Assistant District Attorney Johanna Schonfield used a series of clips recorded that night to draw a picture for the jury of the evening of Oct. 10, 2014 when Escobar, now 36, and a group of fellow Norteño gang members came to the Fish House restaurant on the 900 block of Main Street. Schonfield explained how Escobar and his group worked on a plan to confront and ultimately gun down Ramon Rendon, 33, a known Sureño gang member who had been living and working at the Valley Inn.
Escobar is accused of shooting Rendon several times. A stray bullet pierced the rear of the Fish House and struck Jaelyn Zavala, 4, who later died. Escobar has been held in Santa Cruz County Jail without bail since his arrest the same day. Schonfield and defense attorney Jay Rorty were aiming to wrap up their arguments Monday.
A train ride to SantaCon

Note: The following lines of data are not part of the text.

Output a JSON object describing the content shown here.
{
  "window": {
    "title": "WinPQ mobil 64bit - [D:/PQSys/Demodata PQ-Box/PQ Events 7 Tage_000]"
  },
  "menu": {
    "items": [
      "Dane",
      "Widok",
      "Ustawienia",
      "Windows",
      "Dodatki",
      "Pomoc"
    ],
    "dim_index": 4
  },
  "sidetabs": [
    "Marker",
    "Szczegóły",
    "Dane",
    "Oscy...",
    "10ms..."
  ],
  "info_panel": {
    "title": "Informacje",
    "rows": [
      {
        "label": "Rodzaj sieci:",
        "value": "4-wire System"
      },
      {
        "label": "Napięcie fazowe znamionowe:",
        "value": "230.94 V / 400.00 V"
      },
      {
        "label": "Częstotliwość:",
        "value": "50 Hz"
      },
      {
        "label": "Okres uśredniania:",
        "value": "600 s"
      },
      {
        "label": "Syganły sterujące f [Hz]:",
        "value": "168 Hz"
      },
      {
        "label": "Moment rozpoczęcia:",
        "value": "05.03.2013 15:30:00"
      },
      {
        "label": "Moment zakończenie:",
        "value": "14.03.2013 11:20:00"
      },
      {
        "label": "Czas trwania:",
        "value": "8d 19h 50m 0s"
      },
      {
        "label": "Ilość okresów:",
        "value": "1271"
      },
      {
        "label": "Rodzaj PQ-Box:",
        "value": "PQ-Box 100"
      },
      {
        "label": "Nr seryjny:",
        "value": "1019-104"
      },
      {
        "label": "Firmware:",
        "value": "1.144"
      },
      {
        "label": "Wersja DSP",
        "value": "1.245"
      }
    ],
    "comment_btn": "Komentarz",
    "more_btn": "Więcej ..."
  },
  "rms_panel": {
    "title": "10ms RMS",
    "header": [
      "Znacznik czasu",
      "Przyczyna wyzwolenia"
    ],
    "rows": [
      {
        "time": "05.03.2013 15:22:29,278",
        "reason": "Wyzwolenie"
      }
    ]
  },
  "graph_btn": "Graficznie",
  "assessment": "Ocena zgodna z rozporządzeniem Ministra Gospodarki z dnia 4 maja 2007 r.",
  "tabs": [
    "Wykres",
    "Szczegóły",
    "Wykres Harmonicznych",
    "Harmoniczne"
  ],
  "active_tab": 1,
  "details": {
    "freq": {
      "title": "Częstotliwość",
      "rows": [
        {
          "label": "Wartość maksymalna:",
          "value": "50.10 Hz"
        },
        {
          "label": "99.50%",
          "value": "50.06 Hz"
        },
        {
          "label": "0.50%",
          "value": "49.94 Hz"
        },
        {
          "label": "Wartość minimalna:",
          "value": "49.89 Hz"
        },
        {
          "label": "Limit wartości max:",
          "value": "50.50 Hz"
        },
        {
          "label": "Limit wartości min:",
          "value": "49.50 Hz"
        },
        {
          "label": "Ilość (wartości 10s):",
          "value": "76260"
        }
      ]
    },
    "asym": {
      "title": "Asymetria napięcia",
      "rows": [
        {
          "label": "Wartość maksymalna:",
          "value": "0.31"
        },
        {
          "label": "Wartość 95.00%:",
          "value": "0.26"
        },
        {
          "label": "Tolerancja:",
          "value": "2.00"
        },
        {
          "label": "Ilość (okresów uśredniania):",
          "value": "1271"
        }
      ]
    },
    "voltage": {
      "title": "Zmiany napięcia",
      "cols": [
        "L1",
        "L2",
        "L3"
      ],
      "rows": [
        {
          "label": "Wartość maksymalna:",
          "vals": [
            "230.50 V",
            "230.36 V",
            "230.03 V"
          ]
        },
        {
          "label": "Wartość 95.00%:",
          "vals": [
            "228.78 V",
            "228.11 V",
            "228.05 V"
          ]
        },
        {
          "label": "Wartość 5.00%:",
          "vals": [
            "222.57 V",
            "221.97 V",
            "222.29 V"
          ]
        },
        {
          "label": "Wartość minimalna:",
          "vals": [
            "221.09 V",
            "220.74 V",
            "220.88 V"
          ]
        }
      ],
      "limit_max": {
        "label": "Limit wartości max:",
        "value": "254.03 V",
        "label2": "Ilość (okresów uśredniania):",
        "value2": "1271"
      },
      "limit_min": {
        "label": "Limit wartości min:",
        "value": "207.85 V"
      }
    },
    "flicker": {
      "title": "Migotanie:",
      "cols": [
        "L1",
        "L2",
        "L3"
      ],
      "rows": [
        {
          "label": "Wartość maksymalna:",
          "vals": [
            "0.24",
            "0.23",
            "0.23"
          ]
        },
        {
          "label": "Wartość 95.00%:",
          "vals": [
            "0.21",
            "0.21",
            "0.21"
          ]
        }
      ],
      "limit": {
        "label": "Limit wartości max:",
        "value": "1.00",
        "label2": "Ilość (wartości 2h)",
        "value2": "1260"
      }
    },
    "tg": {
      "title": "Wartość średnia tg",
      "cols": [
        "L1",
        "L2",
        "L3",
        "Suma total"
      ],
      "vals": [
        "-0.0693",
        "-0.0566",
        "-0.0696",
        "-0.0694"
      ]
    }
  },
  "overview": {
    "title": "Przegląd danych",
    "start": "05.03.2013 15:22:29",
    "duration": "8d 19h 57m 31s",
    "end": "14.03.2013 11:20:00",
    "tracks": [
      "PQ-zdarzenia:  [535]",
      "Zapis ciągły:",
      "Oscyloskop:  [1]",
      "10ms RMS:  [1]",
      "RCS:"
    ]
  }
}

Tarmo Hannula: On Saturday I took the bus and train up to San Francisco to visit a friend I’ve known for 40 years. Tom now lives in Boston and was out west for work stuff. I’ll write about my trip in a future edition of the Pajaronian. On the Caltrain out of San Jose, I grabbed a seat on the upper deck and had it to myself. But at the Santa Clara stop the entire train filled with hundreds of folks dressed as Santa, Santa’s elves, toy soldiers, nutcrackers and anything Christmas. In no time the beer, alcoholic seltzers and large bottles of vodka came out and the party began—big time. There I was planted right in the center of the annual and nationwide SantaCon. Shot glasses were spread around and the vodka shots flowed the entire one-hour trip. I had to turn down at least a dozen offers of shots; the friendly crowd was even trying to “top off” my coffee thermos with hard booze as we rumbled north. It was before 10 a.m., mind you. While I stuck with my hot coffee, the Santa gang went at it strong, singing “Happy Birthday” for anyone with a birthday at any time of the year. As we glided into the city these folks were sloshed. Singing, holding each other up, roaring with laughter and clanging down the metal stairwells onto the station platform, they gathered into groups and then hit the streets for—you’re right—more drinking. My friend Tom and I crossed paths with them around North Beach scores of times as the evening came on and they spilled out of bars and pubs, many with drinks in hand, cheering, high-fiving, singing and hollering. We noticed several bars had handmade signs, “No Santas!” plastered in their windows. The city was painted red with drunken Santa and his helpers that day and well into the night.